### Input records
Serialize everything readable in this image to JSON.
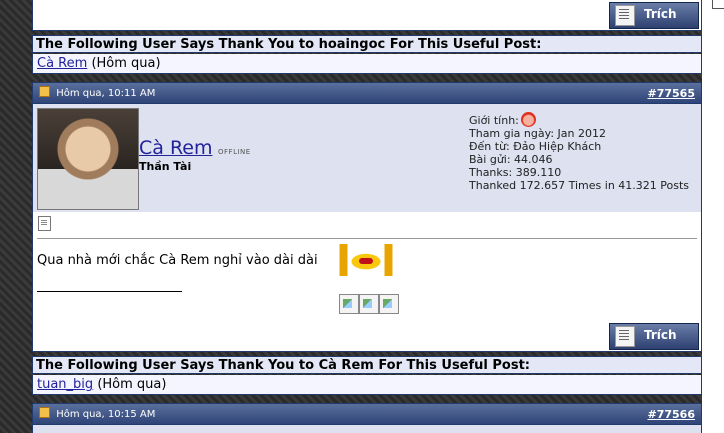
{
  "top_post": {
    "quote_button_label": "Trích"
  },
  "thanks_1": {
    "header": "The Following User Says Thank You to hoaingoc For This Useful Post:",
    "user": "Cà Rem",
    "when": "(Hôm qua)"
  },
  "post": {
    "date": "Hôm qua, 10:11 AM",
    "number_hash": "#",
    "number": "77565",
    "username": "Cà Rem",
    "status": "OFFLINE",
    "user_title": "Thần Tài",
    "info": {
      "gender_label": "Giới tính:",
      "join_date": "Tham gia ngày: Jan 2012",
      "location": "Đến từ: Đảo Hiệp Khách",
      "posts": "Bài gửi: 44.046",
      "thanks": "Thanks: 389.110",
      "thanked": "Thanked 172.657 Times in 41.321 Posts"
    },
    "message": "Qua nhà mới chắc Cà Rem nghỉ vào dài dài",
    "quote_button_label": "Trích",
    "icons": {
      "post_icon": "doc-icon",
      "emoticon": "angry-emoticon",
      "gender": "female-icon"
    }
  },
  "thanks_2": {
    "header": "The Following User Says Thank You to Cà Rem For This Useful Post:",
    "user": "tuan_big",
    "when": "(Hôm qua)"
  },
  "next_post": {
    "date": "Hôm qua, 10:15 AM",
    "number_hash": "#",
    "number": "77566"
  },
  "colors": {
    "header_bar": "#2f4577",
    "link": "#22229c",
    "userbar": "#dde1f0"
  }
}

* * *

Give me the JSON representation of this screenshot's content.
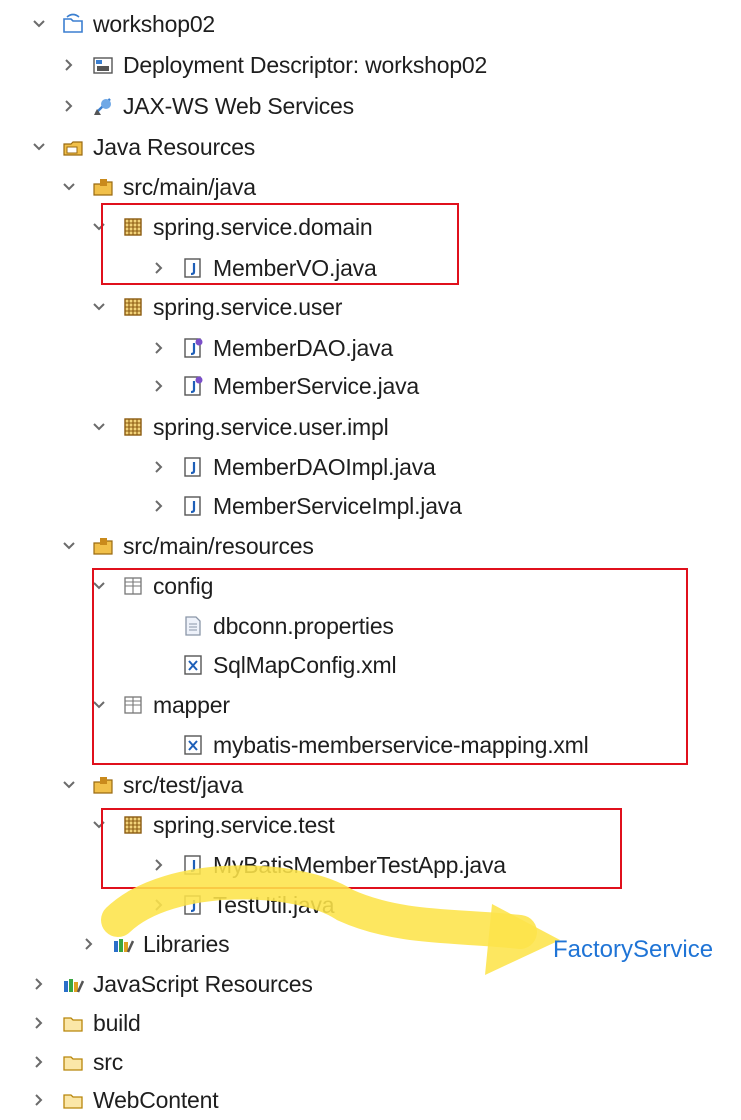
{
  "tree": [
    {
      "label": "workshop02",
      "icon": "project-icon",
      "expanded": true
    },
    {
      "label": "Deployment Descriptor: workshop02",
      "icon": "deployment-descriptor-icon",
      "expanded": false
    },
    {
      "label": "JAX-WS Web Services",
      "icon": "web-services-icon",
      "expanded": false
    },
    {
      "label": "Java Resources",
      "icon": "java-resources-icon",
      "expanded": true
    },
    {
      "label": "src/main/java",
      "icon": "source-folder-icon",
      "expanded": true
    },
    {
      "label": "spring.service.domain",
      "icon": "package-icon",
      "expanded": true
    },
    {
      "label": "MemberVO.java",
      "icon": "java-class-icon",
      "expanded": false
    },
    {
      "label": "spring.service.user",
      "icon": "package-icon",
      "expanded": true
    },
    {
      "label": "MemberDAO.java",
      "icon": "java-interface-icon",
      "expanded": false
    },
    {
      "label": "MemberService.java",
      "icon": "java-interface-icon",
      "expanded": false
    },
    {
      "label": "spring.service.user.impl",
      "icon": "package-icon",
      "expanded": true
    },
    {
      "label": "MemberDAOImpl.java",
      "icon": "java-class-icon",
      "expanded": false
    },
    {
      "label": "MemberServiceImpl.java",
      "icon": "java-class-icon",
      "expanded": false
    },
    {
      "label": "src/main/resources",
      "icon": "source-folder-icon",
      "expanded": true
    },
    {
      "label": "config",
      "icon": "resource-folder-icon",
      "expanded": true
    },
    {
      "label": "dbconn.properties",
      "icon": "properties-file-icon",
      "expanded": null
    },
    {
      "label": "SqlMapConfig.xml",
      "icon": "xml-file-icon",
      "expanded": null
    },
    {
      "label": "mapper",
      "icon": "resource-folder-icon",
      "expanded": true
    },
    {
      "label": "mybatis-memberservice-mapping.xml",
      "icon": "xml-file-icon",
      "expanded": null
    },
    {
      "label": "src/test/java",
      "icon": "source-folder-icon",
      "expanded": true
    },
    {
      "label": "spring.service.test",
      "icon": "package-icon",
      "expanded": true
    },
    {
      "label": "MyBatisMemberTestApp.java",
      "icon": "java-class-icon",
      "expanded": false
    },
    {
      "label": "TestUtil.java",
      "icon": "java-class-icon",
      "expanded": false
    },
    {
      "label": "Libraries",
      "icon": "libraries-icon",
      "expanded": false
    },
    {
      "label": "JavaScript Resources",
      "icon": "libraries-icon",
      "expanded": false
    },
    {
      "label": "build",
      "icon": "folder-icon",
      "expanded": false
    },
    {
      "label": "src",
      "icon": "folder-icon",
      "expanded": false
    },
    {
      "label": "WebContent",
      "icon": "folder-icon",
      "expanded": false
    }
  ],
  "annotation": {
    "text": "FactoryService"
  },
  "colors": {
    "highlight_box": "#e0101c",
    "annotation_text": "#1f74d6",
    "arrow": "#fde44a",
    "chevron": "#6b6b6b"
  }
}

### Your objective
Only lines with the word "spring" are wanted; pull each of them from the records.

### Solution to this exercise
      "label": "spring.service.domain",
      "label": "spring.service.user",
      "label": "spring.service.user.impl",
      "label": "spring.service.test",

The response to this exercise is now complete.